We all learn from a young age not to trust things that are too good to be true. But somewhere along the way, many of us forget this basic tenant for good living. This explains why so many people respond to scam artists on the web, and why it’s so important for you to be aware of what is going on behind the scenes.
One of the most common scams is the promise of free airline tickets and/or a vacation. Often you’ll receive calls, texts, and mailers saying, “YOU WON!” and instructing you on how to follow up and claim your grand prize.
Tons of people respond to these scams which is why they remain so popular to this day. If they didn’t work, people wouldn’t still use them.
An ABC News “Nightline” producer recently received a card in the mail informing them that they won free tickets anywhere in the world. On top of that, they would be getting free hotel fair as well to use at any of thousands of Marriott locations across the globe!
It sounds too good to be true, but the investigative journalists wanted to figure out exactly how this scam works. If you can wrap your head around the scam, you’ll be far better suited to avoid similar ones in the future.
Two employees decided to take the hit and went in for the required “meeting” prior to receiving said free tickets/hotel rooms. What was supposed to be a simple sales pitch turned into a 3-hour marathon of sleazy salespeople slipping in and out of the room, each trying a new pitch to pull in any of the several guests looking for their big grand prize.
The entire thing was just a giant sales funnel, and the salespeople continuously pitched vacation packages in excess of $3-5 thousand!
After all that, the two employees finally received what they had been waiting for – a packet that supposedly contained their free airfare and accommodations for a trip anywhere in the world.
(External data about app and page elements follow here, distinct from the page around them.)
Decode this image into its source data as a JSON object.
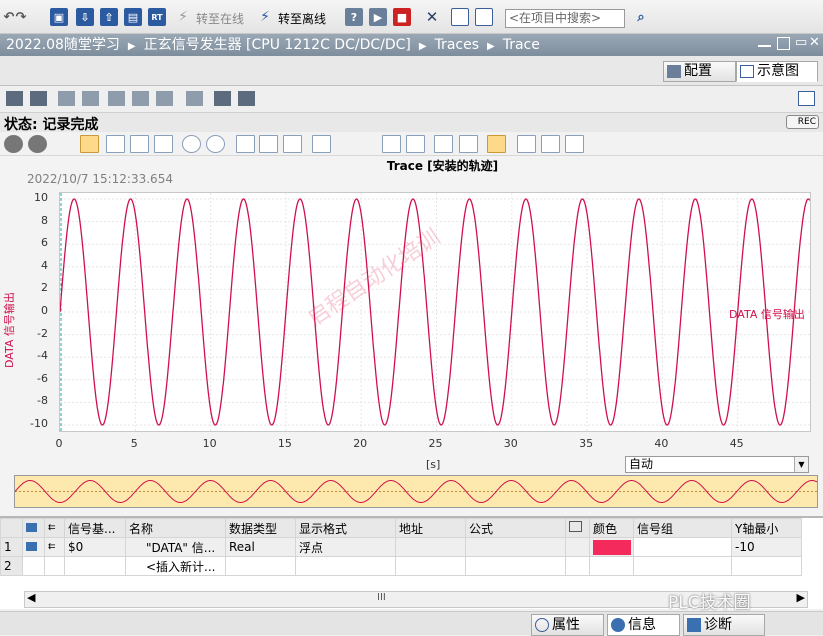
{
  "toolbar": {
    "go_online": "转至在线",
    "go_offline": "转至离线",
    "search_placeholder": "<在项目中搜索>"
  },
  "titlebar": {
    "breadcrumb": [
      "2022.08随堂学习",
      "正玄信号发生器 [CPU 1212C DC/DC/DC]",
      "Traces",
      "Trace"
    ]
  },
  "tabs": {
    "config": "配置",
    "diagram": "示意图"
  },
  "status": {
    "text": "状态: 记录完成",
    "rec": "REC"
  },
  "chart": {
    "title": "Trace [安装的轨迹]",
    "timestamp": "2022/10/7 15:12:33.654",
    "ylabel": "DATA 信号输出",
    "series_label": "DATA 信号输出",
    "xunit": "[s]",
    "watermark": "启程自动化培训",
    "autoscale": "自动",
    "yticks": [
      "10",
      "8",
      "6",
      "4",
      "2",
      "0",
      "-2",
      "-4",
      "-6",
      "-8",
      "-10"
    ],
    "xticks": [
      "0",
      "5",
      "10",
      "15",
      "20",
      "25",
      "30",
      "35",
      "40",
      "45"
    ]
  },
  "chart_data": {
    "type": "line",
    "xlabel": "[s]",
    "ylabel": "DATA 信号输出",
    "xlim": [
      0,
      50
    ],
    "ylim": [
      -10,
      10
    ],
    "series": [
      {
        "name": "DATA 信号输出",
        "color": "#d0104c",
        "function": "sine",
        "amplitude": 10,
        "period_s": 3.75,
        "phase_start": 0,
        "x_end": 49.8
      }
    ],
    "grid": true
  },
  "table": {
    "headers": [
      "",
      "",
      "信号基...",
      "名称",
      "数据类型",
      "显示格式",
      "地址",
      "公式",
      "",
      "颜色",
      "信号组",
      "Y轴最小"
    ],
    "rows": [
      {
        "num": "1",
        "signal": "$0",
        "name": "\"DATA\" 信...",
        "type": "Real",
        "format": "浮点",
        "color": "#f52a5c",
        "ymin": "-10"
      },
      {
        "num": "2",
        "signal": "",
        "name": "<插入新计...",
        "type": "",
        "format": "",
        "color": "",
        "ymin": ""
      }
    ],
    "scroll_thumb": "III"
  },
  "bottom": {
    "properties": "属性",
    "info": "信息",
    "diagnostics": "诊断",
    "watermark": "PLC技术圈"
  }
}
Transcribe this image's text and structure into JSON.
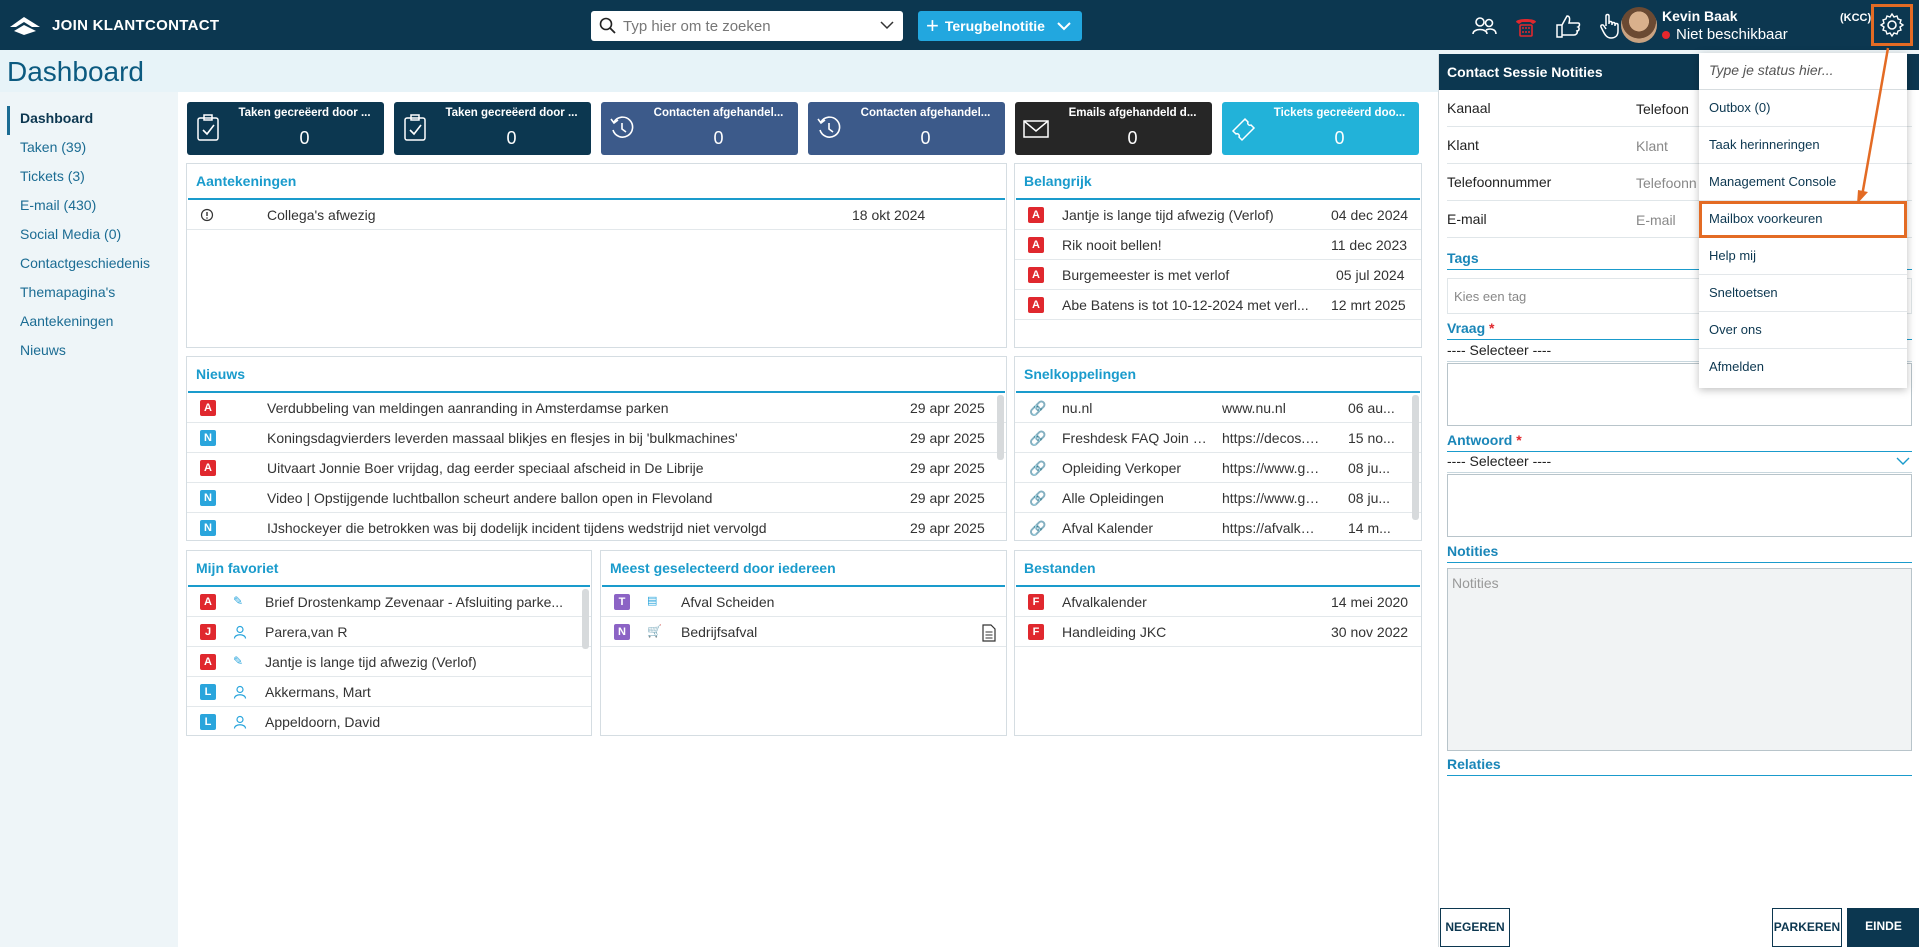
{
  "app": {
    "brand": "JOIN KLANTCONTACT",
    "search_placeholder": "Typ hier om te zoeken",
    "terug_label": "Terugbelnotitie",
    "user_name": "Kevin Baak",
    "user_status": "Niet beschikbaar",
    "user_group": "(KCC)",
    "colors": {
      "navy": "#0c3750",
      "accent": "#22a7df",
      "highlight": "#e36b24"
    }
  },
  "page": {
    "title": "Dashboard"
  },
  "sidebar": {
    "items": [
      {
        "label": "Dashboard",
        "active": true
      },
      {
        "label": "Taken (39)"
      },
      {
        "label": "Tickets (3)"
      },
      {
        "label": "E-mail (430)"
      },
      {
        "label": "Social Media (0)"
      },
      {
        "label": "Contactgeschiedenis"
      },
      {
        "label": "Themapagina's"
      },
      {
        "label": "Aantekeningen"
      },
      {
        "label": "Nieuws"
      }
    ]
  },
  "stats": [
    {
      "label": "Taken gecreëerd door ...",
      "value": "0",
      "icon": "clipboard-check-icon",
      "color": "#0c3750"
    },
    {
      "label": "Taken gecreëerd door ...",
      "value": "0",
      "icon": "clipboard-check-icon",
      "color": "#0c3750"
    },
    {
      "label": "Contacten afgehandel...",
      "value": "0",
      "icon": "history-icon",
      "color": "#3c5a8a"
    },
    {
      "label": "Contacten afgehandel...",
      "value": "0",
      "icon": "history-icon",
      "color": "#3c5a8a"
    },
    {
      "label": "Emails afgehandeld d...",
      "value": "0",
      "icon": "envelope-icon",
      "color": "#262626"
    },
    {
      "label": "Tickets gecreëerd doo...",
      "value": "0",
      "icon": "ticket-icon",
      "color": "#22b2d9"
    }
  ],
  "aantekeningen": {
    "title": "Aantekeningen",
    "rows": [
      {
        "text": "Collega's afwezig",
        "date": "18 okt 2024"
      }
    ]
  },
  "belangrijk": {
    "title": "Belangrijk",
    "rows": [
      {
        "badge": "A",
        "text": "Jantje is lange tijd afwezig (Verlof)",
        "date": "04 dec 2024"
      },
      {
        "badge": "A",
        "text": "Rik nooit bellen!",
        "date": "11 dec 2023"
      },
      {
        "badge": "A",
        "text": "Burgemeester is met verlof",
        "date": "05 jul 2024"
      },
      {
        "badge": "A",
        "text": "Abe Batens is tot 10-12-2024 met verl...",
        "date": "12 mrt 2025"
      }
    ]
  },
  "nieuws": {
    "title": "Nieuws",
    "rows": [
      {
        "badge": "A",
        "text": "Verdubbeling van meldingen aanranding in Amsterdamse parken",
        "date": "29 apr 2025"
      },
      {
        "badge": "N",
        "text": "Koningsdagvierders leverden massaal blikjes en flesjes in bij 'bulkmachines'",
        "date": "29 apr 2025"
      },
      {
        "badge": "A",
        "text": "Uitvaart Jonnie Boer vrijdag, dag eerder speciaal afscheid in De Librije",
        "date": "29 apr 2025"
      },
      {
        "badge": "N",
        "text": "Video | Opstijgende luchtballon scheurt andere ballon open in Flevoland",
        "date": "29 apr 2025"
      },
      {
        "badge": "N",
        "text": "IJshockeyer die betrokken was bij dodelijk incident tijdens wedstrijd niet vervolgd",
        "date": "29 apr 2025"
      }
    ]
  },
  "snelkoppelingen": {
    "title": "Snelkoppelingen",
    "rows": [
      {
        "name": "nu.nl",
        "url": "www.nu.nl",
        "date": "06 au..."
      },
      {
        "name": "Freshdesk FAQ Join K...",
        "url": "https://decos.fr...",
        "date": "15 no..."
      },
      {
        "name": "Opleiding Verkoper",
        "url": "https://www.gil...",
        "date": "08 ju..."
      },
      {
        "name": "Alle Opleidingen",
        "url": "https://www.gil...",
        "date": "08 ju..."
      },
      {
        "name": "Afval Kalender",
        "url": "https://afvalkal...",
        "date": "14 m..."
      }
    ]
  },
  "favoriet": {
    "title": "Mijn favoriet",
    "rows": [
      {
        "badge": "A",
        "icon": "edit-icon",
        "text": "Brief Drostenkamp Zevenaar - Afsluiting parke..."
      },
      {
        "badge": "J",
        "icon": "person-icon",
        "text": "Parera,van R"
      },
      {
        "badge": "A",
        "icon": "edit-icon",
        "text": "Jantje is lange tijd afwezig (Verlof)"
      },
      {
        "badge": "L",
        "icon": "person-icon",
        "text": "Akkermans, Mart"
      },
      {
        "badge": "L",
        "icon": "person-icon",
        "text": "Appeldoorn, David"
      }
    ]
  },
  "meest": {
    "title": "Meest geselecteerd door iedereen",
    "rows": [
      {
        "badge": "T",
        "icon": "list-icon",
        "text": "Afval Scheiden"
      },
      {
        "badge": "N",
        "icon": "cart-icon",
        "text": "Bedrijfsafval"
      }
    ]
  },
  "bestanden": {
    "title": "Bestanden",
    "rows": [
      {
        "badge": "F",
        "text": "Afvalkalender",
        "date": "14 mei 2020"
      },
      {
        "badge": "F",
        "text": "Handleiding JKC",
        "date": "30 nov 2022"
      }
    ]
  },
  "session": {
    "title": "Contact Sessie Notities",
    "rows": [
      {
        "key": "Kanaal",
        "value": "Telefoon"
      },
      {
        "key": "Klant",
        "value": "Klant"
      },
      {
        "key": "Telefoonnummer",
        "value": "Telefoonn"
      },
      {
        "key": "E-mail",
        "value": "E-mail"
      }
    ],
    "tags_label": "Tags",
    "tags_placeholder": "Kies een tag",
    "vraag_label": "Vraag",
    "vraag_select": "---- Selecteer ----",
    "antwoord_label": "Antwoord",
    "antwoord_select": "---- Selecteer ----",
    "notities_label": "Notities",
    "notities_placeholder": "Notities",
    "relaties_label": "Relaties",
    "btn_negeren": "NEGEREN",
    "btn_parkeren": "PARKEREN",
    "btn_einde": "EINDE",
    "required_mark": "*"
  },
  "menu": {
    "status_placeholder": "Type je status hier...",
    "items": [
      {
        "label": "Outbox (0)"
      },
      {
        "label": "Taak herinneringen"
      },
      {
        "label": "Management Console"
      },
      {
        "label": "Mailbox voorkeuren",
        "highlighted": true
      },
      {
        "label": "Help mij"
      },
      {
        "label": "Sneltoetsen"
      },
      {
        "label": "Over ons"
      },
      {
        "label": "Afmelden"
      }
    ]
  }
}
But only after insisting for over an hour that they had no intention of purchasing a vacation.
Once they looked in the package, they noticed that they actually had to send in money in order to get the “real” voucher. The news team decided to follow through with the whole thing, so they sent in the $150 “activation form.”
15 days later, another mailer arrived. This time, they assumed there must be something of value for all of their efforts inside. But alas, they were mistaken once again – it was just another solicitation for more cash!
The news team then went back to the Marriot and confronted these sleazeballs. They shared how they went through the sales pitch and even sent in the $50, only to be shown the door once again. She managed to find the Director of PPV Travel, Thorne Greene but he refused to answer her questions honestly.
“It is complimentary, they are free gifts, they are complimentary gifts…” he says without a lick of confidence in his voice. “We give a 90-minute presentation… You were promised gifts from a third-party provider.”
Thorne is unable to clarify exactly why they claim to give out free gifts, when in fact they have no way of verifying that the gifts are given out at all. It is deceptive, false marketing and this company should be forced to shut down ASAP along with all the others like it.
What do you think about deceptive marketing practices like this? Share your thoughts in the comments!